I still plan to run the AP system off the grid, so am investigating solar – battery – inverter options as well as low wattage yet high volume water pumps. Also starting to look at fish species. I could go the ever faithful trout, and then as the water heats up, into the dam they go and restock, or go murray cod and silver perch. Being in the greenhouse, water temps should be perfect for them…

Just for the record, it is perfectly level, but 2mm out of square…

Greenhouse, aquaponics and storeroom/office.

Well things are really moving along here on the farm, well at least the ideas are. Winter has hit us hard with temperatures struggling to get into double digits most days. The winter vegetables are slowly doing there thing with our cauliflower and brocoli starting to head up nicely. Cabbages are also tightening up and my beloved brussel sprouts are…well, sprouting. Everything else however….

So off to the planning office (which really is everywhere as my head doesn’t really stop thinking…) and onto eBay. Damn that thing can be exciting! In any case, I have just purchased a 4.2 x 2.5 x 2.1 greenhouse, which will house my MK III aquaponics system made out of IBC tanks, as well as a seedling raising house. If my math is correct, I should be able to get the aquaponics system running off a battery bank and inverter with a solar panel to charge it all up during the day. With a low wattage pump, this shouldn’t be too much of a problem… Next to the greenhouse, my strawbale storeroom/office will also go up. May not get the time to finish this part this year, but hopefully the posts, beams and roof will be up by years’ end, and maybe the flooring, ready for strawbales and rendering in the summer.

Slow and steady.
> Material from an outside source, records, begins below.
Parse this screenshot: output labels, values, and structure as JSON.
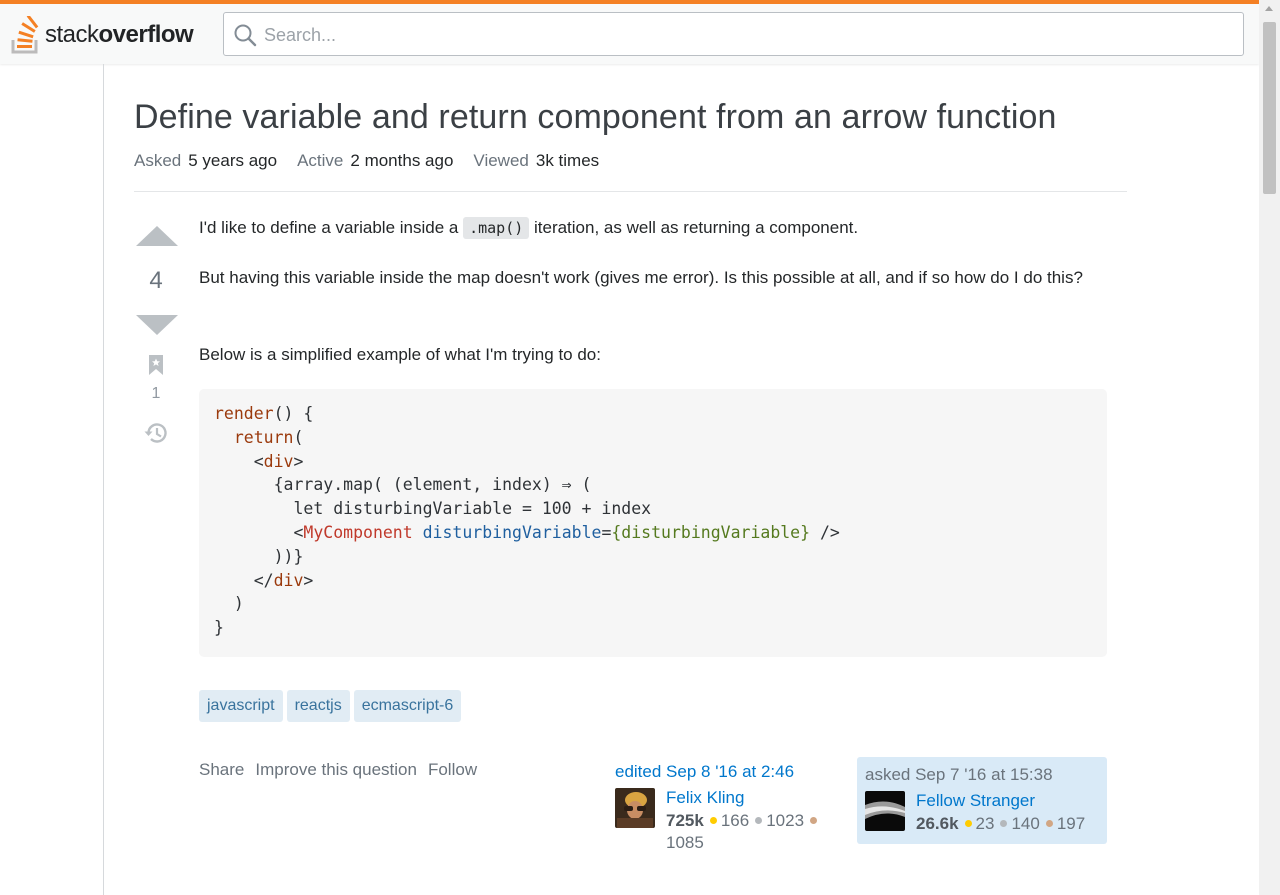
{
  "header": {
    "logo_text_light": "stack",
    "logo_text_bold": "overflow",
    "search_placeholder": "Search..."
  },
  "question": {
    "title": "Define variable and return component from an arrow function",
    "meta": {
      "asked_label": "Asked",
      "asked_value": "5 years ago",
      "active_label": "Active",
      "active_value": "2 months ago",
      "viewed_label": "Viewed",
      "viewed_value": "3k times"
    },
    "votes": "4",
    "bookmarks": "1",
    "body": {
      "p1_before": "I'd like to define a variable inside a ",
      "p1_code": ".map()",
      "p1_after": " iteration, as well as returning a component.",
      "p2": "But having this variable inside the map doesn't work (gives me error). Is this possible at all, and if so how do I do this?",
      "p3": "Below is a simplified example of what I'm trying to do:"
    },
    "code": {
      "l1_fn": "render",
      "l1_rest": "() {",
      "l2_indent": "  ",
      "l2_kw": "return",
      "l2_rest": "(",
      "l3_indent": "    <",
      "l3_tag": "div",
      "l3_rest": ">",
      "l4": "      {array.map( (element, index) ⇒ (",
      "l5": "        let disturbingVariable = 100 + index",
      "l6_indent": "        <",
      "l6_comp": "MyComponent",
      "l6_attr": " disturbingVariable",
      "l6_eq": "=",
      "l6_val": "{disturbingVariable}",
      "l6_rest": " />",
      "l7": "      ))}",
      "l8_indent": "    </",
      "l8_tag": "div",
      "l8_rest": ">",
      "l9": "  )",
      "l10": "}"
    },
    "tags": [
      "javascript",
      "reactjs",
      "ecmascript-6"
    ],
    "menu": {
      "share": "Share",
      "improve": "Improve this question",
      "follow": "Follow"
    },
    "editor": {
      "action": "edited Sep 8 '16 at 2:46",
      "name": "Felix Kling",
      "rep": "725k",
      "gold": "166",
      "silver": "1023",
      "bronze": "1085"
    },
    "owner": {
      "action": "asked Sep 7 '16 at 15:38",
      "name": "Fellow Stranger",
      "rep": "26.6k",
      "gold": "23",
      "silver": "140",
      "bronze": "197"
    }
  },
  "colors": {
    "brand": "#f48024",
    "link": "#0077cc",
    "tag_bg": "#e1ecf4",
    "tag_text": "#39739d"
  }
}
A little forced with limited funds, but at least I can’t rush it!